What is being asked: If a line of the data below contains the string "icon", copy it into your answer.

Exercise materials:
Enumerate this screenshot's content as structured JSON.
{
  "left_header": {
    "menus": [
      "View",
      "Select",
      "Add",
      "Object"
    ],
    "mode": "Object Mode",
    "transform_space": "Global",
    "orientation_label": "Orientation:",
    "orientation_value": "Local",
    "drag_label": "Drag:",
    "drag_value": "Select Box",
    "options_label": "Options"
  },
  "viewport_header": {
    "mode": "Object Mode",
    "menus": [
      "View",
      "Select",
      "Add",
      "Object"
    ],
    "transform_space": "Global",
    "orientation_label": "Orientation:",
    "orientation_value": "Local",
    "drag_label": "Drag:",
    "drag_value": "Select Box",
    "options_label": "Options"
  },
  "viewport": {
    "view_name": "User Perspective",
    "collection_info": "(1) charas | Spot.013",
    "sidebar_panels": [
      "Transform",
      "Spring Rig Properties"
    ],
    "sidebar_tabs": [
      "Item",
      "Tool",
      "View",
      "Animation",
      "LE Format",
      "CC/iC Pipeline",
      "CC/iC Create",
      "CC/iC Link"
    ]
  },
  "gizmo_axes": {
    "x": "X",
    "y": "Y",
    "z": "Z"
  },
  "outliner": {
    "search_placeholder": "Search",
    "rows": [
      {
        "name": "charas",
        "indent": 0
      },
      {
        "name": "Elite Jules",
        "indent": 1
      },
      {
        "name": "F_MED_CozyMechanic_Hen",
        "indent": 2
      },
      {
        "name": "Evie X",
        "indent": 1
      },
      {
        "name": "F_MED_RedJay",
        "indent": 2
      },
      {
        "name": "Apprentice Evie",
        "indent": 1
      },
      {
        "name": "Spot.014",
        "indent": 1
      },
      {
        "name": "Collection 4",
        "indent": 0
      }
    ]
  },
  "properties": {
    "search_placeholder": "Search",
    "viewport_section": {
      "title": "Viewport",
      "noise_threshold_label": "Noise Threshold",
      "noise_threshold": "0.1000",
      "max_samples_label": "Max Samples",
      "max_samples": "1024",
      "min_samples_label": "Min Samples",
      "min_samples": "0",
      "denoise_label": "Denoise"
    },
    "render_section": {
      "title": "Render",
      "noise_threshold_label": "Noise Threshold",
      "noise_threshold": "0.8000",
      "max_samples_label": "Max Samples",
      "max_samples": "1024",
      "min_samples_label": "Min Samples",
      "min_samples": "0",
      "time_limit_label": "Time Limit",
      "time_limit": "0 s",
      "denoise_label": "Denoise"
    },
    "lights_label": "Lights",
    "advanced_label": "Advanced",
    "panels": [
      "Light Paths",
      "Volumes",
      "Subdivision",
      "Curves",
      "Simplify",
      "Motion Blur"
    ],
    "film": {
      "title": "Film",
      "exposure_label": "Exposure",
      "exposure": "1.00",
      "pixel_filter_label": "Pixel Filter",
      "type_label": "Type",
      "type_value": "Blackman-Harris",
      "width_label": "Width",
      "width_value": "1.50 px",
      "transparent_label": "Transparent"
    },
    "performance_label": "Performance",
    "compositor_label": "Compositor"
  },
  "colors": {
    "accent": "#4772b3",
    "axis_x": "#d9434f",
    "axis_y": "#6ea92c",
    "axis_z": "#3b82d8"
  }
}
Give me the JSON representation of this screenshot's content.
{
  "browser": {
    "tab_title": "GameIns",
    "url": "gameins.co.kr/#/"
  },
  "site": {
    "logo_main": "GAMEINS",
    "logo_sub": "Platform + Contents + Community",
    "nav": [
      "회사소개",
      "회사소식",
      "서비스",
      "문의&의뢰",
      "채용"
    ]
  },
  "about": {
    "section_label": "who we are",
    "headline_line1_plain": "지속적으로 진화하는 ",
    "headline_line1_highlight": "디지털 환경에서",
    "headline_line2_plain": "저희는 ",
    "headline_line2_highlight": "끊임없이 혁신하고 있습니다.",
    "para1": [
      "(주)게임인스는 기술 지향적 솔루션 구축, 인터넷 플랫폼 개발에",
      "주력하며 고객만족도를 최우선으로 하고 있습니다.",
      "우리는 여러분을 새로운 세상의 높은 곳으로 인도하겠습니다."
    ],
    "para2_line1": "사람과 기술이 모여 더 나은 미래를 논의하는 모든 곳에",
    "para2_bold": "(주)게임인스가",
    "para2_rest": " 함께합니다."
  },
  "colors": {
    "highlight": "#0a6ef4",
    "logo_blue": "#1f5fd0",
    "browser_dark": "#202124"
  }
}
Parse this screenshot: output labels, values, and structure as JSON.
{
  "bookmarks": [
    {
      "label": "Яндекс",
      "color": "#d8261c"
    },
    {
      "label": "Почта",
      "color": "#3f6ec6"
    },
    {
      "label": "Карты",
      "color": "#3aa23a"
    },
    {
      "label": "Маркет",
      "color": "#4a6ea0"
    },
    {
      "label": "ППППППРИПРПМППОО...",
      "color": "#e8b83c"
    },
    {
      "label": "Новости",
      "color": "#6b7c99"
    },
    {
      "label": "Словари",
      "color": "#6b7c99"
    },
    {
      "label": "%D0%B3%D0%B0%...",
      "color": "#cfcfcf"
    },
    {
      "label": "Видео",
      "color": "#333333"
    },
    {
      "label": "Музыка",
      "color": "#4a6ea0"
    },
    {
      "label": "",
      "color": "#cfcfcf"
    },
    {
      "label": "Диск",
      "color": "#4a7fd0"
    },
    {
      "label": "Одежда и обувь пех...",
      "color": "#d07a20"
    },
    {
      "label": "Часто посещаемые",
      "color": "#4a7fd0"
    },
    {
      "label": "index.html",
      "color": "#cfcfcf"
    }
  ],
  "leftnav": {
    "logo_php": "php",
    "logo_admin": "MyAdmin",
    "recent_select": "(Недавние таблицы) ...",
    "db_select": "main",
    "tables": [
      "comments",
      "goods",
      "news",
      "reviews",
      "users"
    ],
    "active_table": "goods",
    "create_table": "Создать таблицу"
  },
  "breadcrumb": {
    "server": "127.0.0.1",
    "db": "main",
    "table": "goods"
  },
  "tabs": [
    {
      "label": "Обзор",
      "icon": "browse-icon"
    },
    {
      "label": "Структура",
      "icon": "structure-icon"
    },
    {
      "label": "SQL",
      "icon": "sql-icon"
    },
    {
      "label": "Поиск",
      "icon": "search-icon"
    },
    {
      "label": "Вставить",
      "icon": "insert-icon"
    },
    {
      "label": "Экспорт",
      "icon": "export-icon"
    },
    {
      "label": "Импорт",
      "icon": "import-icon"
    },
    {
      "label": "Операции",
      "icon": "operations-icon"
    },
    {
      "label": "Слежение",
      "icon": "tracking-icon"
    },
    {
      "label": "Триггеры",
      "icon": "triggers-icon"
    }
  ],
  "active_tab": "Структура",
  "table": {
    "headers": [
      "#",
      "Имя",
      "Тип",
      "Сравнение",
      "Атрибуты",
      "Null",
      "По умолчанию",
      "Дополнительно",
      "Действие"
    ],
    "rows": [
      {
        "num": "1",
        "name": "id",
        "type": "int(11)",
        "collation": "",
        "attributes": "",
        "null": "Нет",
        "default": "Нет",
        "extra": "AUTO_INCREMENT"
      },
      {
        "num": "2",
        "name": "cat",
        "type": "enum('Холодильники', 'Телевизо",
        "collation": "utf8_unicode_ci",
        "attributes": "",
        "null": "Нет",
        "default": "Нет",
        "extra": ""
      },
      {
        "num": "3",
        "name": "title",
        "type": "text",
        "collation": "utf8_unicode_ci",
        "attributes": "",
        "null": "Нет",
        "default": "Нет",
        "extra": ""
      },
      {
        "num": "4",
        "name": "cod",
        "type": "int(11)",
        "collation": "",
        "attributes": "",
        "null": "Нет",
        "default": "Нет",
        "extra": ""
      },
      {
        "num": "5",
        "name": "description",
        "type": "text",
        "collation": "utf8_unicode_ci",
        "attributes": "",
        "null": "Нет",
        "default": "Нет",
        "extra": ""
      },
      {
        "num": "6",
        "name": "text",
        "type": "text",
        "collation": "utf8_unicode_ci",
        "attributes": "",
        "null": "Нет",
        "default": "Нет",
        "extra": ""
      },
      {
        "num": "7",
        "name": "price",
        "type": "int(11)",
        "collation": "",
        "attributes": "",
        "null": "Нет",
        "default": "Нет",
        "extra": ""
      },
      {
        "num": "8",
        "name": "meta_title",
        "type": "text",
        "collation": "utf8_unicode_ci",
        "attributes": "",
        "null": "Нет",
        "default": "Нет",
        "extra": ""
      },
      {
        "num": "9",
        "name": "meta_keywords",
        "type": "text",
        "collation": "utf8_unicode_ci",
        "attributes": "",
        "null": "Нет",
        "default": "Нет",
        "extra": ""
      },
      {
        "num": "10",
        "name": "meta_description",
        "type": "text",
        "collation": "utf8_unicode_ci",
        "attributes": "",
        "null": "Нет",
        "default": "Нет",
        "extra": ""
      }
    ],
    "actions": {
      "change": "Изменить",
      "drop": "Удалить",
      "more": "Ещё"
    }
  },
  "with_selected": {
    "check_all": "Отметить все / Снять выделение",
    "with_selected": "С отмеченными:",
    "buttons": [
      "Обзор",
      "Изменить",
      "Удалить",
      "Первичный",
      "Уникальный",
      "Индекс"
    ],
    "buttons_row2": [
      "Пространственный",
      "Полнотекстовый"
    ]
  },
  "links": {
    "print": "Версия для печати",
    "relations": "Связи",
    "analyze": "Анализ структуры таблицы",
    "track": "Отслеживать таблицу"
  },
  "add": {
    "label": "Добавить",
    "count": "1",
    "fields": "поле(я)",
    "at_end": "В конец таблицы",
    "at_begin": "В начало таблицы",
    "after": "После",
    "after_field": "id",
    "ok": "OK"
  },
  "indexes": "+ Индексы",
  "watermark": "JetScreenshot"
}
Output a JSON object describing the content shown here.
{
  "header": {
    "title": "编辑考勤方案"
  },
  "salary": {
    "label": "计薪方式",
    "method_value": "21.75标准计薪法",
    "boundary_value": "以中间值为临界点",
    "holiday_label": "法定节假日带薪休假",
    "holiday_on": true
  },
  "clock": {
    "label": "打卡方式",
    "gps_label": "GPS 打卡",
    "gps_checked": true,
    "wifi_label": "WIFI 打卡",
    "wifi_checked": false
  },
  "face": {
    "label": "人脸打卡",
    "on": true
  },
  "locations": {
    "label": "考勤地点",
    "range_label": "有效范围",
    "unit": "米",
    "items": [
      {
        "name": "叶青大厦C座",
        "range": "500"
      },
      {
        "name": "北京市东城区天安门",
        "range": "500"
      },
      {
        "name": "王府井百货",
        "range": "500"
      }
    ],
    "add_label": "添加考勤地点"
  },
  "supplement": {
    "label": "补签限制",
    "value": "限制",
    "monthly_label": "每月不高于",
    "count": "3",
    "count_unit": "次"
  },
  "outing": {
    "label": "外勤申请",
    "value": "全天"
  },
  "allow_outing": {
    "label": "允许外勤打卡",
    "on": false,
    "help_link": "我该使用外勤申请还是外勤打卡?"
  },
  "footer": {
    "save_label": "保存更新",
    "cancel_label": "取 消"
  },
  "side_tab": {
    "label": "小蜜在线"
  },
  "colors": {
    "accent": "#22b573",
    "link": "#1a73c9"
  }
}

Response:
      "icon": "browse-icon"
      "icon": "structure-icon"
      "icon": "sql-icon"
      "icon": "search-icon"
      "icon": "insert-icon"
      "icon": "export-icon"
      "icon": "import-icon"
      "icon": "operations-icon"
      "icon": "tracking-icon"
      "icon": "triggers-icon"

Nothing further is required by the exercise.